As Cindy Fair, Watts-Thompson Professor and chair of the Department of Public Health Studies, noted in her introduction Tuesday, Vandermaas-Peeler has devoted her research to the context in which children learn by studying their interactions in real-world situations, particularly within natural outdoors environments.

As context for a lot of the research examples she provided during her lecture, Vandermaas-Peeler explained that one area of interest has been in the "zone of proximal development" — a concept centered around tasks that a learner can complete with the appropriate assistance. That was at work in the case of the boy crossing the river rocks, or in other examples when teachers don't complete tasks for their students, but guide them toward solving them on their own. 

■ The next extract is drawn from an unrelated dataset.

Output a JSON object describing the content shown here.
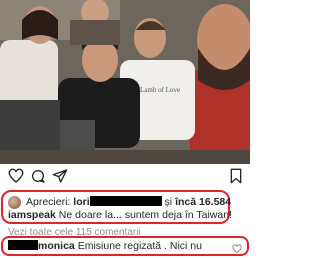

Vandermaas-Peeler has focused on "bridging the known and the new," which serves to help children make connections that tie new knowledge to what they already know. Vandermaas-Peeler cited the example of a parent helping a child learn about what saltwater fish eat by connecting it to the film "Finding Nemo," a film about a lost clownfish and his father that the child was very familiar with. "He gets that reference immediately, and that helps him make that connection," she said.

Through a concept called "intersubjectivity," the teacher and the child are both focused on the task at hand and have a mutual regard for the task, and for each other, Vandermaas-Peeler said. 

These three concepts create the framework for Vandermaas-Peeler's research into how children learn, particularly as it relates to how young children learn numeracy and mathematics. Studies have shown that learning to work with numbers at a young age can be a good predictor for future academic success, so understanding effective techniques to help them engage with mathematics and guide them as they learn is important, she said. 

She devised studies that provided a section of parents some instruction into how to include numeracy into how they worked with their children while not providing that guidance to the other parents in the study. That general guidance on how to work with their children to learn numbers, counting and other mathematical concepts yielded impressive results, Vandermaas-Peeler said. 

"Math talk matters," Vandermaas-Peeler said. "It turns out when adults talk about math, children also talk about math. … Parents can be guided with very simple instructions on how to guide their children."

That research expanded when Vandermaas-Peeler became a mentor to Honors Fellow Cara McClain '14, an experience that both said had a profound impact on their approach to learning about childhood development. During the course of two years, the pair extensively studied how children were learning at Children First, a nonprofit preschool in Durham, N.C., founded by McClain's mother, Donna King. The school is built inspired by the Reggio Emilia educational philosophy and focuses on the use of the outdoors to help children learn. 

"What we found really fascinating was the functional use of math in the environment," Vandermaas-Peeler said. 

During her full-year sabbatical, Vandermaas-Peeler extensively recorded how children were learning at Children First, with a focus on mathematics and science taught in natural environments such as in a garden or along a river. That has extended into her research into parental guidance, with parents taught how to foster inquiry among their children — not telling them the answers to mathematical or scientific questions, but helping them seek the solution. 

Vandermaas-Peeler pointed to a quote from Carla Rinaldi, a pedagogist and practitioner of the Reggio Emilia philosophy, as underscoring what she has found in her work. "Observe and listen to children because when they ask, 'why?,' they are not simply asking for the answer from you. They are requesting the courage to find a collection of possible answers. … Yet it is possible to destroy this attitude of the child with our quick answers and our certainty," Rinaldi wrote. 

Video of Vandermaas-Peeler's entire lecture is avaiable here